What is the minimum number of lights you need to turn on in order to end up with all K lights off?

Input Description

The first line of input will consist of the integer K, indicating the number of lights. Each of the next K lines will have either the integer 0 (to represent a light that is off) or the integer 1 (to represent a light that is on).

Output Specification

Your program should output the minimum number of lights that must be turned on in order to have all K lights be off.

Sample Input 1

5
1
1
0
1
1

Output for Sample Input 1

1

Explanation of Sample 1

Notice that turning on the third light will create five consecutive lights that are on, which will in turn cause all of these five lights to be off.

Note: At least 30% of the test cases will have K \le 10.


Comments


  • 0
    Roronoa_Zoro1540  commented on Oct. 13, 2018, 7:33 p.m.

    I don't know why i keep getting RTE for the last case? Could someone send help pls


  • 0
    Dordor1218  commented on May 20, 2018, 10:20 a.m.

    It says "You are walking by a row" so do you need to do it from right to left or can it be random


    • 3
      liwi  commented on May 20, 2018, 2:19 p.m.

      It can be random.


  • 13
    root  commented on Jan. 30, 2017, 4:33 p.m.
    Computer Science

    "You can only turn on lights that are off." - I certainly hope so.


  • 1
    bobhob314  commented on Dec. 26, 2015, 5:30 p.m. edited
    RTE

    Hey guys, not sure why I'm getting RTE on DMOJ but not locally. Any ideas?


    • 0
      XIAOAGE  commented on Dec. 26, 2015, 5:48 p.m.

      the integer array is too huge.
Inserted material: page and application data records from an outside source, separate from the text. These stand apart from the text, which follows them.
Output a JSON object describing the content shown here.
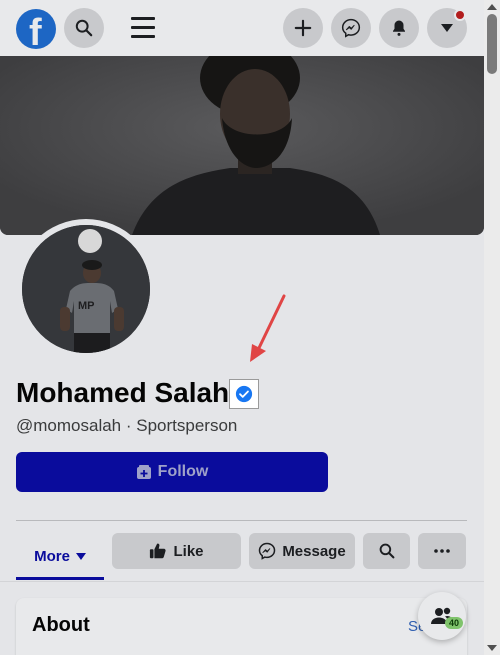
{
  "topbar": {
    "logo_letter": "f",
    "icons": [
      "search-icon",
      "menu-icon",
      "plus-icon",
      "messenger-icon",
      "bell-icon",
      "caret-down-icon"
    ]
  },
  "profile": {
    "name": "Mohamed Salah",
    "verified": true,
    "subtitle": "@momosalah · Sportsperson"
  },
  "buttons": {
    "follow_label": "Follow",
    "more_label": "More",
    "like_label": "Like",
    "message_label": "Message"
  },
  "about": {
    "title": "About",
    "see_all_label": "Se"
  },
  "friends_fab": {
    "count": "40"
  },
  "colors": {
    "brand": "#1877f2",
    "follow_bg": "#0a0c9c",
    "annotation_arrow": "#e04545"
  }
}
It takes up more than 64M


      • -1
        bobhob314  commented on Dec. 26, 2015, 5:54 p.m.

        Thanks bud.